A commercial Cygnus cargo freighter packed with 3.8 tons of medical and pharmaceutical experiments, technology demonstration hardware, CubeSats and crew provisions rode an Antares rocket into orbit from Virginia’s Eastern Shore on Wednesday afternoon on the first leg of a day-and-a-half journey to the International Space Station.
A day-and-a-half after launching from Virginia aboard an Antares rocket, a Northrop Grumman Cygnus supply ship loaded with nearly 7,600 pounds of experiments and provisions arrived at the International Space Station on Friday. Astronaut Anne McClain captured the Cygnus spacecraft with the space station’s Canadian-built robotic arm at 5:28 a.m. EDT (0928 GMT).
The next Cygnus resupply mission to the International Space Station set for liftoff Wednesday from Virginia’s Eastern Shore will introduce new capabilities for the commercial cargo freighter, including a longer operating life enabled by fuel-saving gyroscopes to support an extended mission months after the spacecraft departs the International Space Station, Northrop Grumman officials said.
A Russian Progress resupply and refueling freighter launched Thursday from the Baikonur Cosmodrome in Kazakhstan on top of a Soyuz booster.

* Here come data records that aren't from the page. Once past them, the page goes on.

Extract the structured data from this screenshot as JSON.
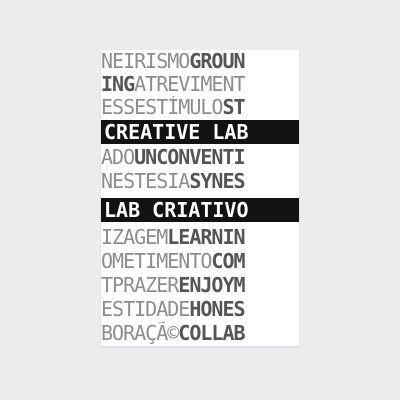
{
  "poster": {
    "lines": [
      {
        "light": "NEIRISMO",
        "dark": "GROUN"
      },
      {
        "light": "",
        "dark": "ING",
        "light2": "ATREVIMENT"
      },
      {
        "light": "ESS",
        "dark": "",
        "light2": "ESTÍMULO",
        "dark2": "ST"
      },
      {
        "band": "CREATIVE LAB"
      },
      {
        "light": "ADO",
        "dark": "UNCONVENTI"
      },
      {
        "light": "NESTESIA",
        "dark": "SYNES"
      },
      {
        "band": "LAB CRIATIVO"
      },
      {
        "light": "IZAGEM",
        "dark": "LEARNIN"
      },
      {
        "light": "OMETIMENTO",
        "dark": "COM"
      },
      {
        "light": "T",
        "dark": "",
        "light2": "PRAZER",
        "dark2": "ENJOYM"
      },
      {
        "light": "ESTIDADE",
        "dark": "HONES"
      },
      {
        "light": "BORAÇÃ©",
        "dark": "COLLAB"
      }
    ]
  }
}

The cargo craft completed the fastest rendezvous in the history of the International Space Station program with a successful docking less than three-and-a-half hours later.

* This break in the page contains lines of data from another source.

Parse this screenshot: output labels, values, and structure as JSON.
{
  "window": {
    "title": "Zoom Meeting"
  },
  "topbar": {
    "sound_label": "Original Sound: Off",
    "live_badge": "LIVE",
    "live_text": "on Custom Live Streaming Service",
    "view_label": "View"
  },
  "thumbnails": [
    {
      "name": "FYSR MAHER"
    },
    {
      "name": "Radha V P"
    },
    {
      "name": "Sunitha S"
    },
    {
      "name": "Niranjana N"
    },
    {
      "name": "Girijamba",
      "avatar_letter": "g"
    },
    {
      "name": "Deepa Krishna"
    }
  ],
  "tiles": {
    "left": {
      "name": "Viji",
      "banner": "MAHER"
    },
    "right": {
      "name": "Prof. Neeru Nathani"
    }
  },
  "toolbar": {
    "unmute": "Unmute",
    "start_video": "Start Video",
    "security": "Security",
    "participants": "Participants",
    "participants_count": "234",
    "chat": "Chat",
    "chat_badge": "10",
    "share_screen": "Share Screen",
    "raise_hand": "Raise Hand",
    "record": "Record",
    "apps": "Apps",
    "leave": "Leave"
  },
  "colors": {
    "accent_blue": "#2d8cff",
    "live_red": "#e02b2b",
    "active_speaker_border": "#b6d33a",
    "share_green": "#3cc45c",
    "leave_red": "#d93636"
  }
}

Russian ground crews working in starkly different environments on the barren steppes of Kazakhstan and in the lush jungles of South America are readying a pair of Soyuz rockets for two launches Thursday, one to resupply the International Space Station, and another to broaden the capacity of SES’s O3b Internet network.

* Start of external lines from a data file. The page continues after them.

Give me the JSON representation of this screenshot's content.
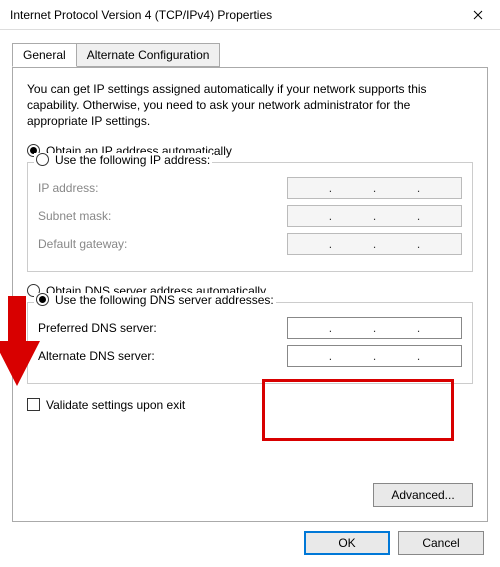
{
  "window": {
    "title": "Internet Protocol Version 4 (TCP/IPv4) Properties"
  },
  "tabs": {
    "general": "General",
    "alternate": "Alternate Configuration"
  },
  "description": "You can get IP settings assigned automatically if your network supports this capability. Otherwise, you need to ask your network administrator for the appropriate IP settings.",
  "ip": {
    "auto_label": "Obtain an IP address automatically",
    "manual_label": "Use the following IP address:",
    "ip_label": "IP address:",
    "subnet_label": "Subnet mask:",
    "gateway_label": "Default gateway:"
  },
  "dns": {
    "auto_label": "Obtain DNS server address automatically",
    "manual_label": "Use the following DNS server addresses:",
    "preferred_label": "Preferred DNS server:",
    "alternate_label": "Alternate DNS server:"
  },
  "validate_label": "Validate settings upon exit",
  "buttons": {
    "advanced": "Advanced...",
    "ok": "OK",
    "cancel": "Cancel"
  }
}
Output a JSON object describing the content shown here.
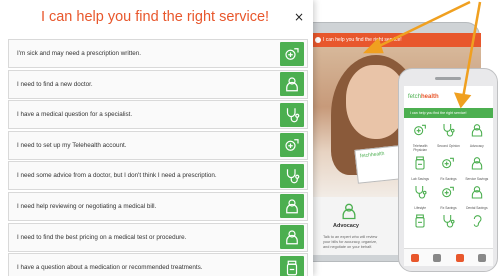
{
  "dialog": {
    "title": "I can help you find the right service!",
    "close": "×",
    "options": [
      {
        "label": "I'm sick and may need a prescription written.",
        "icon": "prescription-icon"
      },
      {
        "label": "I need to find a new doctor.",
        "icon": "doctor-icon"
      },
      {
        "label": "I have a medical question for a specialist.",
        "icon": "stethoscope-icon"
      },
      {
        "label": "I need to set up my Telehealth account.",
        "icon": "prescription-icon"
      },
      {
        "label": "I need some advice from a doctor, but I don't think I need a prescription.",
        "icon": "stethoscope-icon"
      },
      {
        "label": "I need help reviewing or negotiating a medical bill.",
        "icon": "doctor-icon"
      },
      {
        "label": "I need to find the best pricing on a medical test or procedure.",
        "icon": "doctor-icon"
      },
      {
        "label": "I have a question about a medication or recommended treatments.",
        "icon": "pill-bottle-icon"
      }
    ]
  },
  "tablet": {
    "bar_text": "I can help you find the right service!",
    "card_brand": "fetchhealth",
    "advocacy_title": "Advocacy",
    "advocacy_text": "Talk to an expert who will review your bills for accuracy, organize, and negotiate on your behalf."
  },
  "phone": {
    "brand_prefix": "fetch",
    "brand_suffix": "health",
    "bar_text": "I can help you find the right service!",
    "tiles": [
      {
        "label": "Telehealth Physician",
        "icon": "prescription-icon"
      },
      {
        "label": "Second Opinion",
        "icon": "stethoscope-icon"
      },
      {
        "label": "Advocacy",
        "icon": "doctor-icon"
      },
      {
        "label": "Lab Savings",
        "icon": "pill-bottle-icon"
      },
      {
        "label": "Rx Savings",
        "icon": "prescription-icon"
      },
      {
        "label": "Service Savings",
        "icon": "doctor-icon"
      },
      {
        "label": "Lifestyle",
        "icon": "stethoscope-icon"
      },
      {
        "label": "Rx Savings",
        "icon": "prescription-icon"
      },
      {
        "label": "Dental Savings",
        "icon": "doctor-icon"
      },
      {
        "label": "",
        "icon": "pill-bottle-icon"
      },
      {
        "label": "",
        "icon": "stethoscope-icon"
      },
      {
        "label": "",
        "icon": "hearing-icon"
      }
    ]
  },
  "colors": {
    "accent": "#e8572c",
    "green": "#4caf50"
  }
}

Northrop Grumman is gearing up for up to four launches this year at Wallops Island, Virginia, including two launches with Cygnus cargo ships heading to the International Space Station, and a pair of Minotaur rocket flights carrying classified payloads into orbit for the U.S. government’s spy satellite agency.